Commissioner reiterates concerns about Data Protection and Digital Information (No 2) Bill to Scottish MP On Westminster Committee
Data Protection and Digital Information (No.2) Bill
Dear Carol Monaghan MP, SNP Glasgow North East, I understand that you are a member of the Westminster Committee considering the above Bill. One aspect of the Bill, which is difficult to comprehend, and which has devolution consequences for Scotland is the proposal to abolish the Biometrics and Surveillance Camera Commissioner for England and Wales. These two posts in England and Wales were amalgamated in 2021 into a single post and Professor Fraser Sampson is the current (and possibly last) officeholder.
On 19 November 2021, I wrote a joint letter to DCMS with Professor Sampson outlining our various concerns. I now highlight the contents of this letter to you to assist the Committee.
The case for abolishing the Commissioner in England and Wales seems to centre on the erroneous proposition that the police use of DNA, fingerprints, and facial images are simply questions of data protection. By extension, the argument also seems to be that ensuring compliance with criminal procedure legislation when acquiring biometric data, or questions of effectiveness or efficiency in their retention and use, or ethical considerations are no longer important enough to continue with independent oversight (the ICO remit does not extend to such matters).
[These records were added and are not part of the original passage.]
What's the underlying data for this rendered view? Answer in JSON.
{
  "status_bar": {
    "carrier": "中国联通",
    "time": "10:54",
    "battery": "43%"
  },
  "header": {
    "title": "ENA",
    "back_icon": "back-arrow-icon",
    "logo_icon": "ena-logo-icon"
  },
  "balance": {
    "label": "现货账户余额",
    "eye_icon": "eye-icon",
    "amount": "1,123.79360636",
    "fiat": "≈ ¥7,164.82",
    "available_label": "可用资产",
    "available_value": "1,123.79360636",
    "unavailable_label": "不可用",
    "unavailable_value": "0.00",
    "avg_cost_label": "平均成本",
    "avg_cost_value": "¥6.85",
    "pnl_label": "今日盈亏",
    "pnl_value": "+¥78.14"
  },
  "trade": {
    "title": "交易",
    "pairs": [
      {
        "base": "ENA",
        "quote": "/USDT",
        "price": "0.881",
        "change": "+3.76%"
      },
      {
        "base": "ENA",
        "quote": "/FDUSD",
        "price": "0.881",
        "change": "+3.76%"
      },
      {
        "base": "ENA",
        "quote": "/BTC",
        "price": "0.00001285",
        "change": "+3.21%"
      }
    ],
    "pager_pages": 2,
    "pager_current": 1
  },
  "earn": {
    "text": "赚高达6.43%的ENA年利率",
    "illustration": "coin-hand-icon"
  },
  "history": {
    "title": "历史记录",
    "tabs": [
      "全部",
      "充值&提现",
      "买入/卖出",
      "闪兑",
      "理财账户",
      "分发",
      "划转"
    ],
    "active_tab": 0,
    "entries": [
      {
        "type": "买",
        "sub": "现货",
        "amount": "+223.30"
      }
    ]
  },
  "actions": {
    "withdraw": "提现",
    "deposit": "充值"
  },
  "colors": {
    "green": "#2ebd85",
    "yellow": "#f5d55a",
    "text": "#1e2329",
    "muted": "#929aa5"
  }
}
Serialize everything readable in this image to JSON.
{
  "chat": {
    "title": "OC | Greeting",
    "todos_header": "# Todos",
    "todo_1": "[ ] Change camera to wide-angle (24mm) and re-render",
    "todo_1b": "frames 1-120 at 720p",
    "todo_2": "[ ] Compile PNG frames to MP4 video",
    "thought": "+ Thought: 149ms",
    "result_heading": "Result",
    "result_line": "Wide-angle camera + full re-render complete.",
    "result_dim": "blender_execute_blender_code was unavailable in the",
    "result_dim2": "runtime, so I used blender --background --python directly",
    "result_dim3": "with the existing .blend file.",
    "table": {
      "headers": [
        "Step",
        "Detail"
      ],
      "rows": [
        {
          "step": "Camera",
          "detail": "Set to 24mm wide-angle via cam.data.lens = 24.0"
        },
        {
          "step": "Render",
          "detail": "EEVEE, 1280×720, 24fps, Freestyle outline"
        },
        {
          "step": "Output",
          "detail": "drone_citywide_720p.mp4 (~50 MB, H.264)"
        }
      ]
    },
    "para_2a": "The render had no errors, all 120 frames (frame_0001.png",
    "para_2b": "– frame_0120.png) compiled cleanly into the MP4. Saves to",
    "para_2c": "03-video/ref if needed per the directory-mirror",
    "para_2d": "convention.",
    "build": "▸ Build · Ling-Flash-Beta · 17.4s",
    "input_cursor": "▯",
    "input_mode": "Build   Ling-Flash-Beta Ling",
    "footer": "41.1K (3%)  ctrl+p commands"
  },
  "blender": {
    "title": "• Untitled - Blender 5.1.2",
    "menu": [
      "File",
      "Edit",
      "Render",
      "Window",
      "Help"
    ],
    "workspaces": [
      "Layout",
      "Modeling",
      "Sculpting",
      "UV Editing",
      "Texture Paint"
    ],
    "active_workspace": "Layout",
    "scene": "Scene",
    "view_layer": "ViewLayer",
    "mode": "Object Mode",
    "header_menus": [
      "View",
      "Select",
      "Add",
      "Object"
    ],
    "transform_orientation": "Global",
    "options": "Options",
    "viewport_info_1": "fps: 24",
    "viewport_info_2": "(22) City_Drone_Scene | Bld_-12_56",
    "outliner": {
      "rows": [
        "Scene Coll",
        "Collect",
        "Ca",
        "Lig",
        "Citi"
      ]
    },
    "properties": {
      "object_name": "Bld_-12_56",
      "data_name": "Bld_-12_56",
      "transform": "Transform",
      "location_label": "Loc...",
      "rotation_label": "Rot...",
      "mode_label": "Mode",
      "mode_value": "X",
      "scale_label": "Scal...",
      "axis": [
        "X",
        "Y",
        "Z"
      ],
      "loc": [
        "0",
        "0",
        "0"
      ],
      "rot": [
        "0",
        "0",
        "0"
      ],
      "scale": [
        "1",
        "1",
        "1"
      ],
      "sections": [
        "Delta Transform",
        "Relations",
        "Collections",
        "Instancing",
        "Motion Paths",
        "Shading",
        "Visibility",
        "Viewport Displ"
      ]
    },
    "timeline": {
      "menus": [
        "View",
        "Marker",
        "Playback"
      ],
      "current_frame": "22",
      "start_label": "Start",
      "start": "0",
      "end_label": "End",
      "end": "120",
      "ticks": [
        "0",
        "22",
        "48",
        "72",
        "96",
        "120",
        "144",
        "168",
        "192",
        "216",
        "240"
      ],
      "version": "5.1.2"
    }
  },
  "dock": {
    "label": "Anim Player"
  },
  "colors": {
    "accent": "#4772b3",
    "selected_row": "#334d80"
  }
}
Therefore, if the Biometrics Commissioner role is abolished in England and Wales, then except on matters specifically relating to DPA 2018, the police in England and Wales will be given carte blanche to do whatever they like in the biometrics space whether that be the chilling effect of rolling out mass public space surveillance, or indeed transgressing any other ethical boundaries. It is also worth noting that the police hold significant volumes of biometric data on deceased persons, yet DPA/GDPR only protects the living.
As you will be aware, the Scottish Parliament does not view the police use of biometric data as simply a matter of data protection. My own role as Scottish Biometrics Commissioner was created by the Parliament in response to the report of the Independent Advisory Group on Biometric Data in Scotland in 2018 by John Scott (now Lord Scott). The enabling Bill was introduced by the now First Minister of Scotland during his time as Cabinet Secretary for Justice. In evidence to the Scottish Parliament, the ICO supported the need for a separate Biometrics Commissioner precisely because the police and criminal justice use of such data and technologies is not confined to questions of data protection.
Although my own role in Scotland may not be directly impacted by the Westminster Bill, there will be various devolution consequences for Scotland if this proceeds as the Commissioner for England and Wales is referenced in the Scottish Biometrics Commissioner Act 2020 and has a ‘UK’ function in reviewing where DNA and fingerprints have been retained as part of a National Security Determination (NSD).
I trust that this information will be of some assistance to the Committee.
Dr Brian Plastow
Scottish Biometrics Commissioner
99 McDonald Road